* _Exercise details_:
Repeat every record exactly, omitting the pictures.

[Stored items from a collection]
•••

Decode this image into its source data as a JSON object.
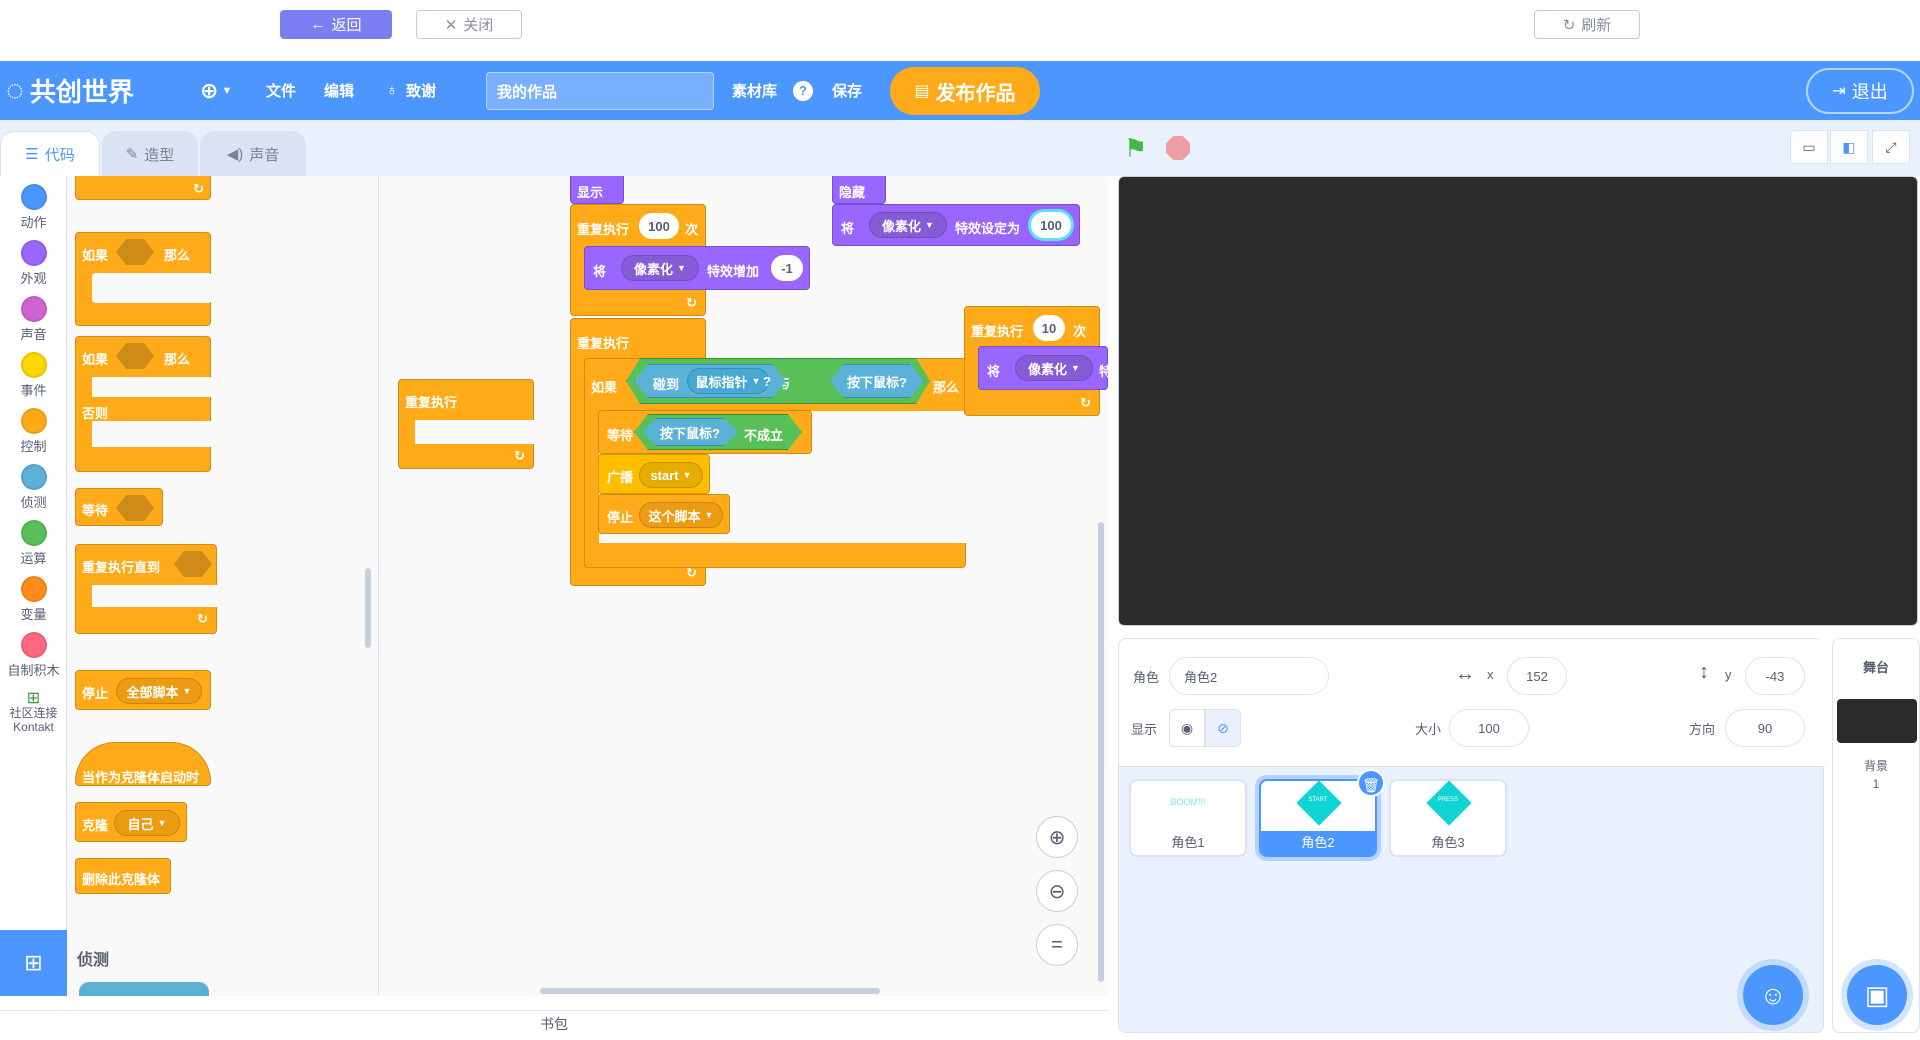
{
  "topbar": {
    "back": "返回",
    "close": "关闭",
    "refresh": "刷新"
  },
  "menu": {
    "logo": "共创世界",
    "file": "文件",
    "edit": "编辑",
    "thanks": "致谢",
    "project_title": "我的作品",
    "assets": "素材库",
    "save": "保存",
    "publish": "发布作品",
    "exit": "退出"
  },
  "tabs": {
    "code": "代码",
    "costumes": "造型",
    "sounds": "声音"
  },
  "categories": [
    {
      "label": "动作",
      "color": "#4c97ff"
    },
    {
      "label": "外观",
      "color": "#9966ff"
    },
    {
      "label": "声音",
      "color": "#cf63cf"
    },
    {
      "label": "事件",
      "color": "#ffd500"
    },
    {
      "label": "控制",
      "color": "#ffab19"
    },
    {
      "label": "侦测",
      "color": "#5cb1d6"
    },
    {
      "label": "运算",
      "color": "#59c059"
    },
    {
      "label": "变量",
      "color": "#ff8c1a"
    },
    {
      "label": "自制积木",
      "color": "#ff6680"
    },
    {
      "label": "社区连接 Kontakt",
      "color": ""
    }
  ],
  "palette": {
    "if_then": "如果",
    "then": "那么",
    "else": "否则",
    "wait": "等待",
    "repeat_until": "重复执行直到",
    "stop": "停止",
    "stop_opt": "全部脚本",
    "clone_start": "当作为克隆体启动时",
    "clone": "克隆",
    "clone_opt": "自己",
    "delete_clone": "删除此克隆体",
    "sensing_header": "侦测"
  },
  "script": {
    "show": "显示",
    "hide": "隐藏",
    "repeat": "重复执行",
    "times": "次",
    "repeat_count_1": "100",
    "repeat_count_2": "10",
    "set": "将",
    "effect": "像素化",
    "change_effect": "特效增加",
    "change_value": "-1",
    "set_effect": "特效设定为",
    "set_value": "100",
    "forever": "重复执行",
    "if": "如果",
    "touching": "碰到",
    "mouse_pointer": "鼠标指针",
    "question": "?",
    "and": "与",
    "mouse_down": "按下鼠标?",
    "then": "那么",
    "wait": "等待",
    "not_true": "不成立",
    "broadcast": "广播",
    "broadcast_msg": "start",
    "stop": "停止",
    "stop_opt": "这个脚本",
    "partial_set": "将",
    "partial_effect": "像素化",
    "partial_tail": "特",
    "loose_forever": "重复执行"
  },
  "backpack": "书包",
  "sprite_info": {
    "sprite_label": "角色",
    "sprite_name": "角色2",
    "x_label": "x",
    "x_value": "152",
    "y_label": "y",
    "y_value": "-43",
    "show_label": "显示",
    "size_label": "大小",
    "size_value": "100",
    "direction_label": "方向",
    "direction_value": "90"
  },
  "sprites": [
    {
      "name": "角色1",
      "thumb": "BOOM!!!"
    },
    {
      "name": "角色2",
      "thumb": "START"
    },
    {
      "name": "角色3",
      "thumb": "PRESS"
    }
  ],
  "stage_panel": {
    "title": "舞台",
    "backdrop_label": "背景",
    "backdrop_count": "1"
  }
}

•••

* _Answer below_:
Decode this image into its source data as a JSON object.
{
  "topbar": {
    "back": "返回",
    "close": "关闭",
    "refresh": "刷新"
  },
  "menu": {
    "logo": "共创世界",
    "file": "文件",
    "edit": "编辑",
    "thanks": "致谢",
    "project_title": "我的作品",
    "assets": "素材库",
    "save": "保存",
    "publish": "发布作品",
    "exit": "退出"
  },
  "tabs": {
    "code": "代码",
    "costumes": "造型",
    "sounds": "声音"
  },
  "categories": [
    {
      "label": "动作",
      "color": "#4c97ff"
    },
    {
      "label": "外观",
      "color": "#9966ff"
    },
    {
      "label": "声音",
      "color": "#cf63cf"
    },
    {
      "label": "事件",
      "color": "#ffd500"
    },
    {
      "label": "控制",
      "color": "#ffab19"
    },
    {
      "label": "侦测",
      "color": "#5cb1d6"
    },
    {
      "label": "运算",
      "color": "#59c059"
    },
    {
      "label": "变量",
      "color": "#ff8c1a"
    },
    {
      "label": "自制积木",
      "color": "#ff6680"
    },
    {
      "label": "社区连接 Kontakt",
      "color": ""
    }
  ],
  "palette": {
    "if_then": "如果",
    "then": "那么",
    "else": "否则",
    "wait": "等待",
    "repeat_until": "重复执行直到",
    "stop": "停止",
    "stop_opt": "全部脚本",
    "clone_start": "当作为克隆体启动时",
    "clone": "克隆",
    "clone_opt": "自己",
    "delete_clone": "删除此克隆体",
    "sensing_header": "侦测"
  },
  "script": {
    "show": "显示",
    "hide": "隐藏",
    "repeat": "重复执行",
    "times": "次",
    "repeat_count_1": "100",
    "repeat_count_2": "10",
    "set": "将",
    "effect": "像素化",
    "change_effect": "特效增加",
    "change_value": "-1",
    "set_effect": "特效设定为",
    "set_value": "100",
    "forever": "重复执行",
    "if": "如果",
    "touching": "碰到",
    "mouse_pointer": "鼠标指针",
    "question": "?",
    "and": "与",
    "mouse_down": "按下鼠标?",
    "then": "那么",
    "wait": "等待",
    "not_true": "不成立",
    "broadcast": "广播",
    "broadcast_msg": "start",
    "stop": "停止",
    "stop_opt": "这个脚本",
    "partial_set": "将",
    "partial_effect": "像素化",
    "partial_tail": "特",
    "loose_forever": "重复执行"
  },
  "backpack": "书包",
  "sprite_info": {
    "sprite_label": "角色",
    "sprite_name": "角色2",
    "x_label": "x",
    "x_value": "152",
    "y_label": "y",
    "y_value": "-43",
    "show_label": "显示",
    "size_label": "大小",
    "size_value": "100",
    "direction_label": "方向",
    "direction_value": "90"
  },
  "sprites": [
    {
      "name": "角色1",
      "thumb": "BOOM!!!"
    },
    {
      "name": "角色2",
      "thumb": "START"
    },
    {
      "name": "角色3",
      "thumb": "PRESS"
    }
  ],
  "stage_panel": {
    "title": "舞台",
    "backdrop_label": "背景",
    "backdrop_count": "1"
  }
}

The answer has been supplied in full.